Record release at Cosmic Charlie’s
By Sunny Montgomery
The air was thick with expectancy as my classmates and I lined up at the front of the classroom, dressed in our freshly starched choral costumes and fidgeting anxiously with our cummerbunds. It was the annual sixth-grade Southside Select Choir tryouts and one by one, Mrs. McVey was going to call out our names and when she did, we would step up onto the small platform and sing the first few lines of our chosen song.
The teacher called another name and I eyed the small blonde girl who’d just taken stage. Her name was Corey Wilson, though we didn’t know that then—she was a new student. But by the end of her audition, it was apparent that the Southside Choir had found its superstar.
Now, a decade later, Corey has taken the stage again as Lexington’s latest musical darling and front-woman to Coralee and the Townies. She’s traded in her grade school choir garb for a pair of cowboy boots and acoustic guitar, united with five of the most respected musicians in town—Johnny Grossman (Get Down Watson), Smith Donaldson (Tall Boys), Scott Wilmoth (Swells), David White (Big Maracas), and Fred Sexton (the Yonders)—and quickly amassed quite a following with her sultry originals and honky-tonk interpretations of tunes by Tom Waits, Kinks, Chuck Berry and various other danceable musicians.
“It had always been my dream to be a backup singer,” says Corey. “I love to sing harmony and it’s very much against my nature to want to be in the spotlight.” After college, she did a bit of backing vocals for some local groups but decided, in time, that if she wanted to keep singing, she’d have to organize a group. “It was just a matter of finding myself a band that was good enough to cover up the fact that I had no idea what I was doing,” she says.
But Corey’s being modest.
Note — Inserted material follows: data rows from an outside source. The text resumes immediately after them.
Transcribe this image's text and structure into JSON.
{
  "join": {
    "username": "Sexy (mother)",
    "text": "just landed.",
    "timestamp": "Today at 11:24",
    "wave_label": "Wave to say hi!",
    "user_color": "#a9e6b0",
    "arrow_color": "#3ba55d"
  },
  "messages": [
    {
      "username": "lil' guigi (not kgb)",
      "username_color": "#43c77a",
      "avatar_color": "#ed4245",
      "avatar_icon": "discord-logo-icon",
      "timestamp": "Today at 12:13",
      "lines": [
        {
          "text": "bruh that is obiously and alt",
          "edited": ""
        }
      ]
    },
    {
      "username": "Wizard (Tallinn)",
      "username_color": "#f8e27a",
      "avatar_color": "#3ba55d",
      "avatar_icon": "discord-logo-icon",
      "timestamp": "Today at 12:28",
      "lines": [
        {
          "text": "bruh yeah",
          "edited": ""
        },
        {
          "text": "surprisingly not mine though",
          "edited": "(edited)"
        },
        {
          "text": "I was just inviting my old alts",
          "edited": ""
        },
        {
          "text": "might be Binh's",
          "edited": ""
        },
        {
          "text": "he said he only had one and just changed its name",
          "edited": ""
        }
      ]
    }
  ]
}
Between her big voice—a smoky reminiscence of Loretta Lynn—and her charismatic stage presence, which Smith describes as “both friendly and ferocious,” it seems the spotlight is just where Corey belongs.
Presently, the Townies are finishing up a five song EP comprised of Corey’s originals. Despite an obvious aptitude for performing, Corey says she lives for songwriting. “The common theme is undoubtedly love,” she says of her songs. “I have loved, unloved, reloved and made love,” and it is these truths she has versified into a kind of western swing collection due to drop mid March. “These songs are not just stories—they’re my stories and I just like to figure out ways to tell them that will make people want to listen.” And based upon the packed dance floor at any particular Townie show, indeed, we are listening.
“She’s ambitious in what she wants to do and she puts a lot of thought into her music,” says drummer David White. “Playing with Coralee makes me feel young. Younger,” he quickly adds. But it seems it is this precise sentiment that has contributed to her popularity. Her spirit is contagious, and pretty girls with her kind of raw talent cannot help but dazzle. After all, even in the sixth grade she was a rockstar and I haven’t any doubt that rockstardom will always follow Corey.
Coralee and theTownies will be performing Friday, March 19 at Cosmic Charlie’s where they will also be releasing their self-titled five song EP. Show starts at 10 P.M. So dust off your dancing boots.